Is Gender Fluid?: Primers for the 21st Century (The Big Idea Series)

Image of Is Gender Fluid? (The Big Idea Series) (The Big Idea Series, 3)
Release Date: 
October 16, 2018
Thames & Hudson
Reviewed by: 

Is Gender Fluid? A Primer for the 21st Century is one of the growing number of books riding the current tide of interest in all things sex and gender, and is part of Thames & Hudson’s The Big Idea series which “makes complex concepts easy to understand.”

It is also a book for people who don’t have time to read, or who don’t like books, employing “the quick- recognition text hierarchy design,” which offers four different sizes of fonts some three or four of which are present on each page along with an assortment of visuals.

Paragraphs in the two largest font sizes are designed for people who “only have half an hour to spare”; with a whole hour you can take in all but the minutest text; and if you are a real vulture for knowledge and can “set aside a couple of hours” you can read the entire book and get both “a well-balanced overview and a detailed comprehension of individual concepts.”

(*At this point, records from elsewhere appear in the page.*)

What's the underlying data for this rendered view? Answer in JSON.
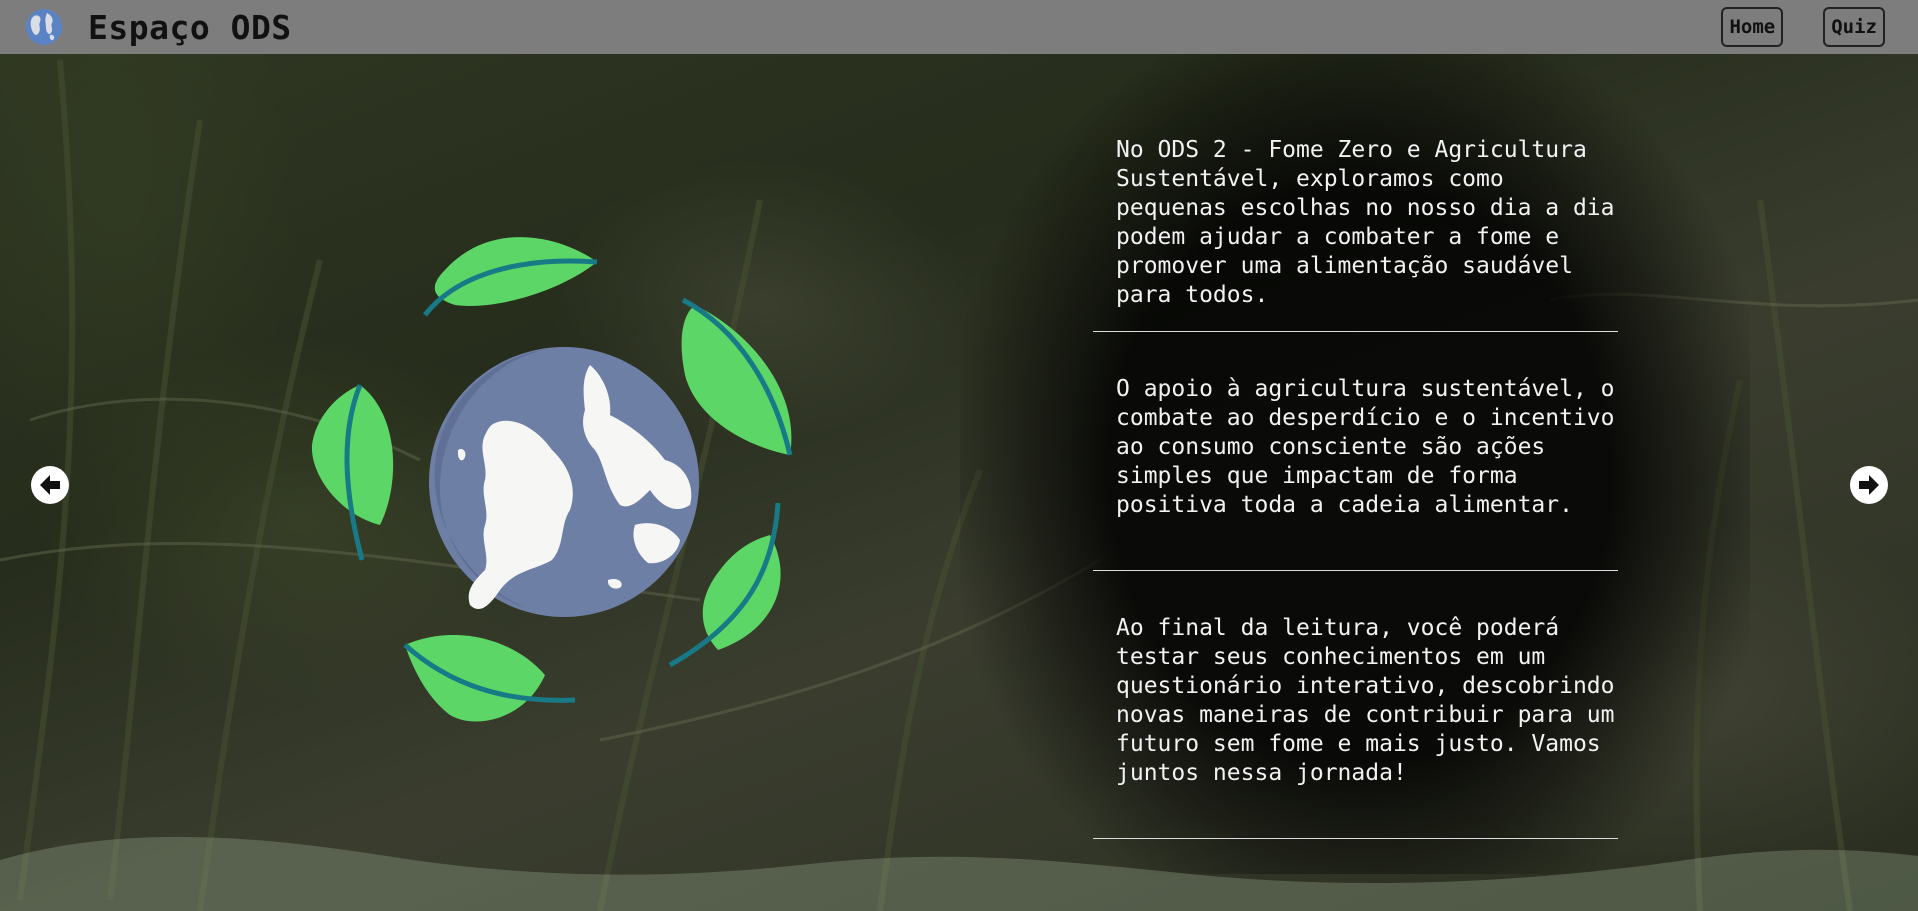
{
  "header": {
    "logo_icon": "globe-icon",
    "title": "Espaço ODS",
    "nav": {
      "home_label": "Home",
      "quiz_label": "Quiz"
    }
  },
  "content": {
    "paragraphs": [
      "No ODS 2 - Fome Zero e Agricultura Sustentável, exploramos como pequenas escolhas no nosso dia a dia podem ajudar a combater a fome e promover uma alimentação saudável para todos.",
      "O apoio à agricultura sustentável, o combate ao desperdício e o incentivo ao consumo consciente são ações simples que impactam de forma positiva toda a cadeia alimentar.",
      "Ao final da leitura, você poderá testar seus conhecimentos em um questionário interativo, descobrindo novas maneiras de contribuir para um futuro sem fome e mais justo. Vamos juntos nessa jornada!"
    ]
  },
  "controls": {
    "prev_icon": "arrow-left-icon",
    "next_icon": "arrow-right-icon"
  },
  "illustration": {
    "icon": "globe-with-leaves-icon"
  },
  "colors": {
    "header_bg": "#7d7d7d",
    "leaf_green": "#5cd666",
    "leaf_vein": "#177a86",
    "globe_ocean": "#6e7fa6",
    "globe_land": "#f6f7f4"
  }
}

Does this format serve the stated purpose of making “complex concepts easy to understand”? The real test of its efficacy would be to try it on three people with “different levels of reading” a description which appears to correspond to depth of interest in the topic rather than basic reading skills.

As someone very familiar with the ideas being explored, this reviewer found the format obscured rather than clarified the content. The visual confusion on the page repels rather than attracts. And even having decided on one’s font-level it is not easy to follow the font-thread, when each font is not represented on every page or in the same sequence. Distinguishing between levels two and three introduces a lot of self-doubt!

The paragraphs in the largest font are the most opaque and least melodious, struggling as they do to summarize several complex ideas in a few words. Typically, “Biological sex is not entirely restricted to male and female”; or “Uncoupling sex and reproduction challenges the analysis of sex as an innate and universal practice.” Definitions of terms—from Cisgender through Purdah and Shinto to United Nations and Zenan—are found in the smallest fourth level font, discounting the picture captions which are the fifth level, so perhaps this approach is cunningly designed to encourage movement to a higher level of understanding and not only to accommodate the time-poor.

And what of the “over 160 illustrations”? Do they enhance our understanding of the topic? Four 19th century photographs of hermaphrodite anatomy “not published but used for scientific research and teaching” may be enlightening to some readers in the discussion on Intersex, though external genitalia are only part of the story.

Elsewhere the connection of picture to text is not so obvious but may still meet the stated brief of “informative, provocative.” A passing comment on the equal rights of women in Ancient Egypt is juxtaposed with a visual of an “independent courtesan” standing to urinate . . . just like a man? Was this something only independent courtesans did? Or probably just a really nice picture not to be over-thought?

Within a four-chapter structure that addresses gender as an expression of biological sex, as a social construct, as being diverse, and as a subject for activism the text ranges widely backward and forward across  countries , cultures, and time periods offering up many interesting nuggets and sound-bytes of information in a colorful patchwork. This is perhaps best understood as the book of the future, catering for readers who would actually prefer any other medium.